Each line of the data below that contains "subtitle" must be copied.

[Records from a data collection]
-- Opening Marker --
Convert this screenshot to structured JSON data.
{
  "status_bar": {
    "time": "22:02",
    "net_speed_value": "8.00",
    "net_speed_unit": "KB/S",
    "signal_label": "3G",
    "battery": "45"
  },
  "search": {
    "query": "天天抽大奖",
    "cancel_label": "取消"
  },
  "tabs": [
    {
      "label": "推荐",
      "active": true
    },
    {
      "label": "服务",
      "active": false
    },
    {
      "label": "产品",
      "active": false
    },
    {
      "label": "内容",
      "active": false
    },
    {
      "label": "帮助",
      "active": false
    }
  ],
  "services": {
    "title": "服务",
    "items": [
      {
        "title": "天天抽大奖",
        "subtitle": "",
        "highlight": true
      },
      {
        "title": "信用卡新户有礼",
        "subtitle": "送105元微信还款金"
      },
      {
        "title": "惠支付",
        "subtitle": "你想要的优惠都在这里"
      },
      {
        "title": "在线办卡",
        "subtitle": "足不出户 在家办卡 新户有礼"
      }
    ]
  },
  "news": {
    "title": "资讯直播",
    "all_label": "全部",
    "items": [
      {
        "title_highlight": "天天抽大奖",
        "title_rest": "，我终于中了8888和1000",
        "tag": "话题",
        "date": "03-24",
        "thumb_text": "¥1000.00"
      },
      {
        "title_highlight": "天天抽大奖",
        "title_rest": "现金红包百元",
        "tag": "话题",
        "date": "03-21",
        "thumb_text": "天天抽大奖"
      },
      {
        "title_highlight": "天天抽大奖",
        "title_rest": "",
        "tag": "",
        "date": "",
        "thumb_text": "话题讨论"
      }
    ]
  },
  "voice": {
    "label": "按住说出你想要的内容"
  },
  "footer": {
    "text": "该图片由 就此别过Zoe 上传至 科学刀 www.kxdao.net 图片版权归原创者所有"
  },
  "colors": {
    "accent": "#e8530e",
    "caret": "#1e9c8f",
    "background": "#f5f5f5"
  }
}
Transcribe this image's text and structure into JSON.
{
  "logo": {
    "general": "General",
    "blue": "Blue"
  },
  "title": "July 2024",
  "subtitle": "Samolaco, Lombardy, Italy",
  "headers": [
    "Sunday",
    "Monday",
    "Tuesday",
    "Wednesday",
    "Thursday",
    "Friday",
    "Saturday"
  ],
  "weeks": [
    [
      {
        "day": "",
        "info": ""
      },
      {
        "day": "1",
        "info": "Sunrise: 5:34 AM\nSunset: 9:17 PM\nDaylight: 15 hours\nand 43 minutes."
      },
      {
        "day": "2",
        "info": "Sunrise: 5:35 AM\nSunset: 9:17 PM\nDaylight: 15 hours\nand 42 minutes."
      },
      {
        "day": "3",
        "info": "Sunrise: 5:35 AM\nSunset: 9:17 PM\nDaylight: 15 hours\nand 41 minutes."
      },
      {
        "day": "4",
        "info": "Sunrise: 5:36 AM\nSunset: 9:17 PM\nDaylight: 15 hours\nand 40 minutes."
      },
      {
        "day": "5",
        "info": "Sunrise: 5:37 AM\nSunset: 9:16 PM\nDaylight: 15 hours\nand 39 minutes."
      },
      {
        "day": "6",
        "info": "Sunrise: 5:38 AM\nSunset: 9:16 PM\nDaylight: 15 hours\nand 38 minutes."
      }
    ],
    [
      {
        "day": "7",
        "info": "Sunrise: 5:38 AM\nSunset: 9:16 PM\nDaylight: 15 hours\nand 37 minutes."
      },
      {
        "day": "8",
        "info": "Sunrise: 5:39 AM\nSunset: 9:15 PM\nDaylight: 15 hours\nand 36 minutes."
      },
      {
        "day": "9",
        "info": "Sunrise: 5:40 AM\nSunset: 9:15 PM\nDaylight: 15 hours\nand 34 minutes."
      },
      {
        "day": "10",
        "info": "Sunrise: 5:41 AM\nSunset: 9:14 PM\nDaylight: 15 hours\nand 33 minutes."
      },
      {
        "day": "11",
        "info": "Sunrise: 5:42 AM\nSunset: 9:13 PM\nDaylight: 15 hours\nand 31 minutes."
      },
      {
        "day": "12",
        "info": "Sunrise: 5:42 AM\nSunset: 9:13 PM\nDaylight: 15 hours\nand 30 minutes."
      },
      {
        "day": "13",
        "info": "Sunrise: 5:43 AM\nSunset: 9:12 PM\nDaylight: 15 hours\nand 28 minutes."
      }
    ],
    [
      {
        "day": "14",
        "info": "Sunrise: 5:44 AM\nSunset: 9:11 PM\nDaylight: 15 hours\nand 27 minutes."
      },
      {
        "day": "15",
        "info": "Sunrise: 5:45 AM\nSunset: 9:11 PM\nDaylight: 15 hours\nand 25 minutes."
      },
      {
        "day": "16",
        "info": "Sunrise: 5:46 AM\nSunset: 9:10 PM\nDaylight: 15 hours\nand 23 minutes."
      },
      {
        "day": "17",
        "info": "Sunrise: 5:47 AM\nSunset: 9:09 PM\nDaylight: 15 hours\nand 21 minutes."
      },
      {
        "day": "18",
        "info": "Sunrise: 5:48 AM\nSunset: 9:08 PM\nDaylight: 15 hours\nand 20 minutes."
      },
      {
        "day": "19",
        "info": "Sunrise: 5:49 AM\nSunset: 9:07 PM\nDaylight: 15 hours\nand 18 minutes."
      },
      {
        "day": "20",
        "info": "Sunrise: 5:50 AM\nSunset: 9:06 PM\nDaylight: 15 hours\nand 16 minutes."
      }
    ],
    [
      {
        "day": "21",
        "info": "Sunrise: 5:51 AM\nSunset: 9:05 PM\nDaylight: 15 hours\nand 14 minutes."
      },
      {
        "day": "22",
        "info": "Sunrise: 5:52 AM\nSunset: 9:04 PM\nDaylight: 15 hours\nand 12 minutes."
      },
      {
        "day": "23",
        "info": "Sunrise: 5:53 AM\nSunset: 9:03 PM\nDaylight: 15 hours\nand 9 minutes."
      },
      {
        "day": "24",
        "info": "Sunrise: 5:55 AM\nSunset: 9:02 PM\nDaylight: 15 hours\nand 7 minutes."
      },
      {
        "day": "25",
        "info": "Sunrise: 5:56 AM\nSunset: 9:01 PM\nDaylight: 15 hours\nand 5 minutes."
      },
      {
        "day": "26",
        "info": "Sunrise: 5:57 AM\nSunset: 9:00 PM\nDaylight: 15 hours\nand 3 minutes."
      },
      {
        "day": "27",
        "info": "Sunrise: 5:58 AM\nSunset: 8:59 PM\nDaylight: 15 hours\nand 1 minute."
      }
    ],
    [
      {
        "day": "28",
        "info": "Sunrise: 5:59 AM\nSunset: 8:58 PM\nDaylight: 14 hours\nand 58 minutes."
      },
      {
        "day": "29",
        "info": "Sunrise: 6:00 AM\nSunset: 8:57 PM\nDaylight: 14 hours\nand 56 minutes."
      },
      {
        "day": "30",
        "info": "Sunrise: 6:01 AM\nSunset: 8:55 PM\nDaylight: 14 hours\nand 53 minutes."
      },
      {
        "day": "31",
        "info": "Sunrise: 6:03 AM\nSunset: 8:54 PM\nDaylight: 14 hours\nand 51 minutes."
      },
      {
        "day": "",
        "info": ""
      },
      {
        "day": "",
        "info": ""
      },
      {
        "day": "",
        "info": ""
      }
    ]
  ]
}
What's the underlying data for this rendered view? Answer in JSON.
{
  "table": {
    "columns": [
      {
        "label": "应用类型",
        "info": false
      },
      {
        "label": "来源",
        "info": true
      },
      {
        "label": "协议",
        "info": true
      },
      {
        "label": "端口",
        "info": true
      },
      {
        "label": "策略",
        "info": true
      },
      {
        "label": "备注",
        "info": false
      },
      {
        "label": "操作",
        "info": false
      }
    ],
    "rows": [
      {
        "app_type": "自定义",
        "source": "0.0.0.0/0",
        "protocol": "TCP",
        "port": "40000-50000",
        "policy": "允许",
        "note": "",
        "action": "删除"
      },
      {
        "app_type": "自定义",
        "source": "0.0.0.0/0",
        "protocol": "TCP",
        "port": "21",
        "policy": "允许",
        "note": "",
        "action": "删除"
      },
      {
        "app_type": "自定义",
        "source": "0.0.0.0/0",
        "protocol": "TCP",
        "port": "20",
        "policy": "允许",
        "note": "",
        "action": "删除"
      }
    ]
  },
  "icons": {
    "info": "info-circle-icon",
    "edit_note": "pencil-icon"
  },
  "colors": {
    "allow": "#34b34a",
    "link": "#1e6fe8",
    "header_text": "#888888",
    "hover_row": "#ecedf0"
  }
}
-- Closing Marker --
**Answer below:**
        "subtitle": "",
        "subtitle": "送105元微信还款金"
        "subtitle": "你想要的优惠都在这里"
        "subtitle": "足不出户 在家办卡 新户有礼"
  "subtitle": "Samolaco, Lombardy, Italy",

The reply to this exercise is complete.